"I never thought what could come out of it until my junior year in college," Reddick said. "And I put in even more work the senior season and continued to grind, continued to work hard. And now that I’m here, I finally got my name called and it's still sinking in, man. It's still sinking in. I'm being overwhelmed by emotions but it's still sinking in."

Prior to getting a scholarship at Temple, his mother took out a loan for him to have a meal plan. His father was also always there to support Reddick when he was uncertain of his football career.

Reddick has often talked about getting his mother a house where the sun shines in the lead up to the draft. Somewhere in Arizona might be a good spot.

"It was beauftiful," Reddick said on getting the phone call from Cardinals general manager Steve Keim. "I'm glad I had the people I had around me. Most of the people there are people that stuck with me throughout this whole journey. And to be able to share that moment with them, I wouldn't want to spend that moment any other way."

NBA Playoffs: Raptors advance past Bucks despite blowing 25-point lead

NBA Playoffs: Raptors advance past Bucks despite blowing 25-point lead

MILWAUKEE -- DeMar DeRozan scored 32 points and the Toronto Raptors squandered a 25-point lead late in the third quarter before holding on for a 92-89 victory Thursday night over the Milwaukee Bucks to take their first-round playoff series in six games.

Cory Joseph had five points in a 9-0 run in the final 2 minutes, including a 3-pointer with 1:27 left, to help stave off the pesky Bucks.

The Raptors move on to face the Cleveland Cavaliers in the Eastern Conference semifinals in a series that starts Monday. They'll need to work on finishing off opponents in the second half.

Jason Terry's 3 with 3:06 left gave the Bucks an 80-78 lead, completing an unlikely comeback from the 25-point deficit with 5:16 left in the third quarter. The Raptors looked as if they were on cruise control after DeMarre Carroll's 3 gave them the 71-46 advantage.

Giannis Antetokounmpo spearheaded the second-half rally for Milwaukee. He had 34 points.

But the Bucks finished one comeback short.

The furious effort appeared to sap the energy of the young Bucks. Even Antetokounmpo, a renowned gym rat, looked tired with his hands on hips as he caught his breath during fourth-quarter breaks. He played 47 minutes.

Antetokounmpo finished 13 of 23 from the field but was 2 of 6 in the fourth.
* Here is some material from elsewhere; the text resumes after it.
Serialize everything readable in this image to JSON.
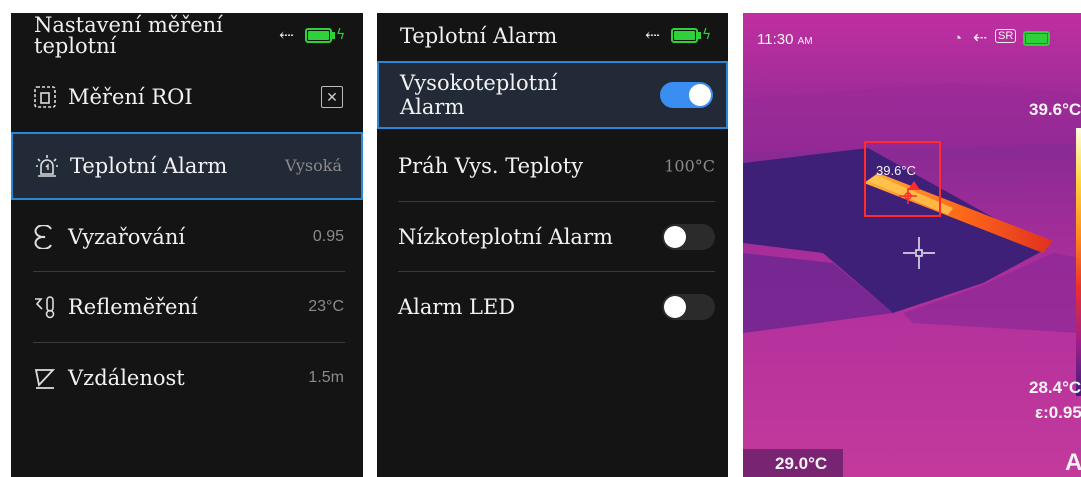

The Raptors could finally breathe easy after DeRozan went 2 of 2 from the foul line with 3.1 seconds to play for a three-point lead. Tony Snell's inbounds pass on the ensuing possession was intercepted by DeRozan (see full recap).